Not only black people were slaves, and not only blacks were sold into slavery by black slave traders. White people also enslaved other white people in early America back in the day when they could get away with it. Here are the promotional blurbs for White Cargo and They Were White and They Were Slaves republished verbatim from Amazon:
WHITE CARGO – The Forgotten History of Britain’s White Slaves in America
White Cargo is the forgotten story of the thousands of Britons who lived and died in bondage in Britain’s American colonies.
In the seventeenth and eighteenth centuries, more than 300,000 white people were shipped to America as slaves. Urchins were swept up from London’s streets to labor in the tobacco fields, where life expectancy was no more than two years. Brothels were raided to provide “breeders” for Virginia. Hopeful migrants were duped into signing as indentured servants, unaware they would become personal property who could be bought, sold, and even gambled away. Transported convicts were paraded for sale like livestock.
Drawing on letters crying for help, diaries, and court and government archives, Don Jordan and Michael Walsh demonstrate that the brutalities usually associated with black slavery alone were perpetrated on whites throughout British rule. The trade ended with American independence, but the British still tried to sell convicts in their former colonies, which prompted one of the most audacious plots in Anglo-American history.
This is a saga of exploration and cruelty spanning 170 years that has been submerged under the overwhelming memory of black slavery.

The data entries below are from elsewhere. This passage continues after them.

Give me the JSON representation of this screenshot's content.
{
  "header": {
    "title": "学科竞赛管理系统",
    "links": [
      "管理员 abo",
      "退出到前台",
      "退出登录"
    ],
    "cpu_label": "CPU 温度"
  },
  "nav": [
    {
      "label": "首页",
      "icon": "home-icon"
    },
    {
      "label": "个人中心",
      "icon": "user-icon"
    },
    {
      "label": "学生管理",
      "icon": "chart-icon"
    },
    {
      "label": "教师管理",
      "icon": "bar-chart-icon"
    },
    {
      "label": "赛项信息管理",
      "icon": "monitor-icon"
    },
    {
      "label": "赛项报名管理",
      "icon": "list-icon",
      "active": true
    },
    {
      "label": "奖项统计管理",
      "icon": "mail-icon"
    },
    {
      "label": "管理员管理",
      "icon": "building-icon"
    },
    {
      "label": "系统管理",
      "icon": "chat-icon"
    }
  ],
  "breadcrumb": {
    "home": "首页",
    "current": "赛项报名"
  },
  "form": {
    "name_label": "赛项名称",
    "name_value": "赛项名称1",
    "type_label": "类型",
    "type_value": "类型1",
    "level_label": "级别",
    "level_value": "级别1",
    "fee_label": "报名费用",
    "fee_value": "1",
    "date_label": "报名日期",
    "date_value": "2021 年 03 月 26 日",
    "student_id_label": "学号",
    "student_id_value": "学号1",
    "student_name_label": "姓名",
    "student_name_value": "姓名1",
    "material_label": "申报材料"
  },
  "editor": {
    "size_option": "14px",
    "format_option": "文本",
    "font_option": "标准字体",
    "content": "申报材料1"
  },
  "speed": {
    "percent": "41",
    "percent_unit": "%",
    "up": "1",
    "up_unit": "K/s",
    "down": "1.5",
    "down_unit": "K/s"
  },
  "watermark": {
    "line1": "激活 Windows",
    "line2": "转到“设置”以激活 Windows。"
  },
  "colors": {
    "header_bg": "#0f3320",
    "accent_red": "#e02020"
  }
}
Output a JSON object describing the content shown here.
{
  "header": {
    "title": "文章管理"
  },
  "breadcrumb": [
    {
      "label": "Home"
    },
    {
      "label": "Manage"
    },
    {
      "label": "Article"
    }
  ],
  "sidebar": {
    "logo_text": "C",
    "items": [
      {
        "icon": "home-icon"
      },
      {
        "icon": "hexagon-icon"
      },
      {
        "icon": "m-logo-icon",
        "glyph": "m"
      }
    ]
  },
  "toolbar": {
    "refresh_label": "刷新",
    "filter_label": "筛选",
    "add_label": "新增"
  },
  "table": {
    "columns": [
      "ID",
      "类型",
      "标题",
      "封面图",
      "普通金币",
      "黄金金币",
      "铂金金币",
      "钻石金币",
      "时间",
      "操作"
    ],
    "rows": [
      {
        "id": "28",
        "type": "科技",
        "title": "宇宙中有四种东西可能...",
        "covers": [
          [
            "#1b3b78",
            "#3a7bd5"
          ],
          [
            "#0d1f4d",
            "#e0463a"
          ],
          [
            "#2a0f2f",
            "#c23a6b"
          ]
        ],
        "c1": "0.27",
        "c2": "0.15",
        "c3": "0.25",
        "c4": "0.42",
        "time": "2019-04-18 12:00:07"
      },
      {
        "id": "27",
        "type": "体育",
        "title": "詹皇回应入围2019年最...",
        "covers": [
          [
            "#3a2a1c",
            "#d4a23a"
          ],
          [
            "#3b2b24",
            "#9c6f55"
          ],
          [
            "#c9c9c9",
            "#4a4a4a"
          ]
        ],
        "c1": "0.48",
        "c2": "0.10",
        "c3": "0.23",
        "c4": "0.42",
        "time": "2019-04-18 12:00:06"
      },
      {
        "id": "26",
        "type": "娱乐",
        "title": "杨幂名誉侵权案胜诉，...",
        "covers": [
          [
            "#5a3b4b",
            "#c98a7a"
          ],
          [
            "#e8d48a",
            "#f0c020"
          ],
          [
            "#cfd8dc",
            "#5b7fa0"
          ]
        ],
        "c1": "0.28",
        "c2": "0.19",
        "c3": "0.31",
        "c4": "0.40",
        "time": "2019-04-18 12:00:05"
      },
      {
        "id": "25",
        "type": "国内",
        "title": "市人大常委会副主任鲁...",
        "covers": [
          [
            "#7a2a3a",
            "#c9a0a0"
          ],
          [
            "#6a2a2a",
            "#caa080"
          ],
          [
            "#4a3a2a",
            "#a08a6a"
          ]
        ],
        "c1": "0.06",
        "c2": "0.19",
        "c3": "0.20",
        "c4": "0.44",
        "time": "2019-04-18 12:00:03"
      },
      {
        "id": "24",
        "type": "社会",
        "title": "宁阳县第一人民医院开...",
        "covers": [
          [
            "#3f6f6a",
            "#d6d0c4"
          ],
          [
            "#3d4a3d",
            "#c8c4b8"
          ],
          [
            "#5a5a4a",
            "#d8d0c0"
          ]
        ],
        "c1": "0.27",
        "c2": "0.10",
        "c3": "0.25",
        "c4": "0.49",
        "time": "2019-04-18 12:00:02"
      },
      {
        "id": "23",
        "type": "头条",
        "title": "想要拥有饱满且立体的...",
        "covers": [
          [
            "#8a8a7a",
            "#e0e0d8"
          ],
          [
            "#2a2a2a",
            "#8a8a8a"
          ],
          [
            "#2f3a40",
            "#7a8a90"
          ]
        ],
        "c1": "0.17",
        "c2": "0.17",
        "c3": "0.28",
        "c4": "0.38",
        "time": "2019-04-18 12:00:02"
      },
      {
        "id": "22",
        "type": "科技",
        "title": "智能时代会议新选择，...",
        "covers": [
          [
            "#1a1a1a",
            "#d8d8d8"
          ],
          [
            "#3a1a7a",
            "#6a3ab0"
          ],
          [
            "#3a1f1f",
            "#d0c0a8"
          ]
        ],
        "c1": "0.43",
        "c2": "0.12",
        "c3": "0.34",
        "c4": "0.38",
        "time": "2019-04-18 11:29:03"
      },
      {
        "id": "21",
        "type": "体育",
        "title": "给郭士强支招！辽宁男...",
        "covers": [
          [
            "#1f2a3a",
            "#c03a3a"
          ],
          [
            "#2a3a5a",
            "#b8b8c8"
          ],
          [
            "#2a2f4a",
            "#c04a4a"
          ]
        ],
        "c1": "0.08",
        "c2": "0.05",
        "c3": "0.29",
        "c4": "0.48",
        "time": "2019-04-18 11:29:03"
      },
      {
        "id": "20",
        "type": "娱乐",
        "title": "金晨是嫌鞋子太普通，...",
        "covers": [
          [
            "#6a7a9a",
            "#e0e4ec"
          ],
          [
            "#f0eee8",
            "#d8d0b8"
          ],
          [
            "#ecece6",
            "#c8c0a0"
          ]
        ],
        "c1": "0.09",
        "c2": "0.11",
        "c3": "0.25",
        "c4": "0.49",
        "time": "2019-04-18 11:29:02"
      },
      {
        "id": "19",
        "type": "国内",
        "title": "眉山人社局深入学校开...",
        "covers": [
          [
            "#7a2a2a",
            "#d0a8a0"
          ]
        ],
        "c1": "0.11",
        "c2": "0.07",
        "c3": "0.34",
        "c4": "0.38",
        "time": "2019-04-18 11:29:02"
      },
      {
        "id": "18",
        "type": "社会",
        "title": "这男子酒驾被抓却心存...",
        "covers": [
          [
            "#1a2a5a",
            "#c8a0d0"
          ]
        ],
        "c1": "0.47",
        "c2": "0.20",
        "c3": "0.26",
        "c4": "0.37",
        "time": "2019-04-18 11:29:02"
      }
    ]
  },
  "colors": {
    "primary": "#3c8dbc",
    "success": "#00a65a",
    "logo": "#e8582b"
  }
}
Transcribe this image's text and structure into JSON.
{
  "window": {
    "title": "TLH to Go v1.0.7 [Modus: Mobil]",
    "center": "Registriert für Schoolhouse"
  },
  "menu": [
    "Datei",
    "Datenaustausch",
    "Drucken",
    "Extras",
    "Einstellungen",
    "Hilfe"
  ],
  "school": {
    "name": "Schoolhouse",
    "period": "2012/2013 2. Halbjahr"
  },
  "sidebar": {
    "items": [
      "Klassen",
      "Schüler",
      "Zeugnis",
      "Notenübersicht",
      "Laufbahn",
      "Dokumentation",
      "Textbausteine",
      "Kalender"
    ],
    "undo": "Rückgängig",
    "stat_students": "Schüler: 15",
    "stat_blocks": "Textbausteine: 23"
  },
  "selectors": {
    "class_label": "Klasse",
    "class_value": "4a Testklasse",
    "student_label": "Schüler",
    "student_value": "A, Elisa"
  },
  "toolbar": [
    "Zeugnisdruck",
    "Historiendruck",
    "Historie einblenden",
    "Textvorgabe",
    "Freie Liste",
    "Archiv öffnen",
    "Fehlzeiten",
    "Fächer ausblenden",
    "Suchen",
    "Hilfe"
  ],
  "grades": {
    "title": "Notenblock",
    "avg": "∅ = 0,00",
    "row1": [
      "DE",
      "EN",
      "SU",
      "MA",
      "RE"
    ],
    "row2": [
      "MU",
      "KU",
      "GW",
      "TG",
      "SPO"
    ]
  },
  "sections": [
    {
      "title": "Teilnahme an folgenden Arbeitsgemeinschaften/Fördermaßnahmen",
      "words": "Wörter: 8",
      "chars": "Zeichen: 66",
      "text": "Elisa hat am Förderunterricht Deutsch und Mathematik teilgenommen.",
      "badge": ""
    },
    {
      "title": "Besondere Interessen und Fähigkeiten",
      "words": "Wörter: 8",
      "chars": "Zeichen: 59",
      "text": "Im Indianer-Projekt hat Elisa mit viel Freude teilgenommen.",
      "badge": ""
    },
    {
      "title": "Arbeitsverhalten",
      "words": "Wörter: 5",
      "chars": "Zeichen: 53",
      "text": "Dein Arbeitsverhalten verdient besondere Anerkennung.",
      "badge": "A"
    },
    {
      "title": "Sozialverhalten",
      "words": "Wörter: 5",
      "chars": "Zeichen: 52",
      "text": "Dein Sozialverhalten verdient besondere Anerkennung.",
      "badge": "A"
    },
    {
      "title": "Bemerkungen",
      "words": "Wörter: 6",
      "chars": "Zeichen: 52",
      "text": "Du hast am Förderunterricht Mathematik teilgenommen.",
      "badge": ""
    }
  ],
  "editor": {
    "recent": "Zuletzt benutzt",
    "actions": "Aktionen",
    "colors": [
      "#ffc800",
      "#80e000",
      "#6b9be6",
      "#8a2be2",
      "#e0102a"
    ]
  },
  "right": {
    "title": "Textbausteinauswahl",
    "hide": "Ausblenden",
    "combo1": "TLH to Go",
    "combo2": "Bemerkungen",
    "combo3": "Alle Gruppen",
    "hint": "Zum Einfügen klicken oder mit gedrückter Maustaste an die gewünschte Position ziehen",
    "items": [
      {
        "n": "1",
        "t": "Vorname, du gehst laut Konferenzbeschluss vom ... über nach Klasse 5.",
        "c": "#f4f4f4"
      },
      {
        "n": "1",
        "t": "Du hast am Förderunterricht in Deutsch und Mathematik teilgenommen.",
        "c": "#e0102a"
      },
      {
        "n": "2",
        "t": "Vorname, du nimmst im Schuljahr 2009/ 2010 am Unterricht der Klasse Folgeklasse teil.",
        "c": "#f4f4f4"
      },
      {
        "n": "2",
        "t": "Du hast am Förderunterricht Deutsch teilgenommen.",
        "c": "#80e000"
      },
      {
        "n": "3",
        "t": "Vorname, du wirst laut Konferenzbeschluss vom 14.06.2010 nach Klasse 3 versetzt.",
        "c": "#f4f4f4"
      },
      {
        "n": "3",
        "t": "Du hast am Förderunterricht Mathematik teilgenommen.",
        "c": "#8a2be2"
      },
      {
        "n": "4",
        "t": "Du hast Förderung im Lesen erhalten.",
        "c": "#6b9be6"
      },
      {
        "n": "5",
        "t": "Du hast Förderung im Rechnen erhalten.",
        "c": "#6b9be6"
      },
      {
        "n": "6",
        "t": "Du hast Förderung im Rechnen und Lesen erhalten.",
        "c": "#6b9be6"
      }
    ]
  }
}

White Cargo brings the brutal, uncomfortable story to the surface.
They Were White and They Were Slaves is a thoroughly researched challenge to the conventional historiography of colonial and industrial labor, a stunning journey into a hidden epoch, the slave trade of Whites, hundreds of thousands of whom were kidnapped, chained, whipped and worked to death in the American colonies and during the Industrial Revolution. This is a chronicle that has never been fully told, part of a vital heritage that has until now comprised the dustiest shelf in the darkest corner of suppressed history.